§ **Dataset rows for apps and sites**:

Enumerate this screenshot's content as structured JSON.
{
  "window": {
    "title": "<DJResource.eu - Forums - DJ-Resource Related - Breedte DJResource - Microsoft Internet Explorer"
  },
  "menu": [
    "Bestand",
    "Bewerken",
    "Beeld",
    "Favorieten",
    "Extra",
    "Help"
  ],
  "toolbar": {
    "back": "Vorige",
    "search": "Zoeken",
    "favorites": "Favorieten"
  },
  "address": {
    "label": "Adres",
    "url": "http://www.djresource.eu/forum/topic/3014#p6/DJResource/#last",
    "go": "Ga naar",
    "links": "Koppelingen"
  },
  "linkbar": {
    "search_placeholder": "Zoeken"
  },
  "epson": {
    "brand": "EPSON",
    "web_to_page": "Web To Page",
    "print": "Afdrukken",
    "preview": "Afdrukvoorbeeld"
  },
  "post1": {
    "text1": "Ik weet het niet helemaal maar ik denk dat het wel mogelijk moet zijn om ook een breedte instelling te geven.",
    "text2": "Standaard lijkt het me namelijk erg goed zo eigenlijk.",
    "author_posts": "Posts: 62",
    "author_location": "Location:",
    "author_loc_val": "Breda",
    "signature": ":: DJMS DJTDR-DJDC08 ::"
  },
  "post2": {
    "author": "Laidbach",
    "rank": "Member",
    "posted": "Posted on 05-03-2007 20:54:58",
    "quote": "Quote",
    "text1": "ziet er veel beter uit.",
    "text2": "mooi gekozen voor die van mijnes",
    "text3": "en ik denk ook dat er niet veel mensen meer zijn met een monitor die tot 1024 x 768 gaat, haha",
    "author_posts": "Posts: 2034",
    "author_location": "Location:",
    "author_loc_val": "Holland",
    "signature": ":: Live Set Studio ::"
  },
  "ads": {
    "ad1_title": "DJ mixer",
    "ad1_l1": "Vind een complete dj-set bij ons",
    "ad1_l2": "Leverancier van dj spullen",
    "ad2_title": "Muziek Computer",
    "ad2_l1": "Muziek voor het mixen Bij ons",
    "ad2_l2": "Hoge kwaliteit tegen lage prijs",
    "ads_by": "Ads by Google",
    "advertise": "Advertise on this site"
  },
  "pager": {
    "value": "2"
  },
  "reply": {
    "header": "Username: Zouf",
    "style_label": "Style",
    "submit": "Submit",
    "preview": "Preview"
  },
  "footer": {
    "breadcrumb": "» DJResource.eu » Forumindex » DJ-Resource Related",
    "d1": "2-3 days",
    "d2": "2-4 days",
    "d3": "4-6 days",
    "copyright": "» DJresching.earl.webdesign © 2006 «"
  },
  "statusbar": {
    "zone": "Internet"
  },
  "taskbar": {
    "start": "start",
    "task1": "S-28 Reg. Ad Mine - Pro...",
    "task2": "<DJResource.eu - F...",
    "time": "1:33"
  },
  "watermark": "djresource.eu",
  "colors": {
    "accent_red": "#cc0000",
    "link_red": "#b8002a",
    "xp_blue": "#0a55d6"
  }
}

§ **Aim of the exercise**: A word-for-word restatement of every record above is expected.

§ **Completed task**:
Enumerate this screenshot's content as structured JSON.
{
  "window": {
    "title": "<DJResource.eu - Forums - DJ-Resource Related - Breedte DJResource - Microsoft Internet Explorer"
  },
  "menu": [
    "Bestand",
    "Bewerken",
    "Beeld",
    "Favorieten",
    "Extra",
    "Help"
  ],
  "toolbar": {
    "back": "Vorige",
    "search": "Zoeken",
    "favorites": "Favorieten"
  },
  "address": {
    "label": "Adres",
    "url": "http://www.djresource.eu/forum/topic/3014#p6/DJResource/#last",
    "go": "Ga naar",
    "links": "Koppelingen"
  },
  "linkbar": {
    "search_placeholder": "Zoeken"
  },
  "epson": {
    "brand": "EPSON",
    "web_to_page": "Web To Page",
    "print": "Afdrukken",
    "preview": "Afdrukvoorbeeld"
  },
  "post1": {
    "text1": "Ik weet het niet helemaal maar ik denk dat het wel mogelijk moet zijn om ook een breedte instelling te geven.",
    "text2": "Standaard lijkt het me namelijk erg goed zo eigenlijk.",
    "author_posts": "Posts: 62",
    "author_location": "Location:",
    "author_loc_val": "Breda",
    "signature": ":: DJMS DJTDR-DJDC08 ::"
  },
  "post2": {
    "author": "Laidbach",
    "rank": "Member",
    "posted": "Posted on 05-03-2007 20:54:58",
    "quote": "Quote",
    "text1": "ziet er veel beter uit.",
    "text2": "mooi gekozen voor die van mijnes",
    "text3": "en ik denk ook dat er niet veel mensen meer zijn met een monitor die tot 1024 x 768 gaat, haha",
    "author_posts": "Posts: 2034",
    "author_location": "Location:",
    "author_loc_val": "Holland",
    "signature": ":: Live Set Studio ::"
  },
  "ads": {
    "ad1_title": "DJ mixer",
    "ad1_l1": "Vind een complete dj-set bij ons",
    "ad1_l2": "Leverancier van dj spullen",
    "ad2_title": "Muziek Computer",
    "ad2_l1": "Muziek voor het mixen Bij ons",
    "ad2_l2": "Hoge kwaliteit tegen lage prijs",
    "ads_by": "Ads by Google",
    "advertise": "Advertise on this site"
  },
  "pager": {
    "value": "2"
  },
  "reply": {
    "header": "Username: Zouf",
    "style_label": "Style",
    "submit": "Submit",
    "preview": "Preview"
  },
  "footer": {
    "breadcrumb": "» DJResource.eu » Forumindex » DJ-Resource Related",
    "d1": "2-3 days",
    "d2": "2-4 days",
    "d3": "4-6 days",
    "copyright": "» DJresching.earl.webdesign © 2006 «"
  },
  "statusbar": {
    "zone": "Internet"
  },
  "taskbar": {
    "start": "start",
    "task1": "S-28 Reg. Ad Mine - Pro...",
    "task2": "<DJResource.eu - F...",
    "time": "1:33"
  },
  "watermark": "djresource.eu",
  "colors": {
    "accent_red": "#cc0000",
    "link_red": "#b8002a",
    "xp_blue": "#0a55d6"
  }
}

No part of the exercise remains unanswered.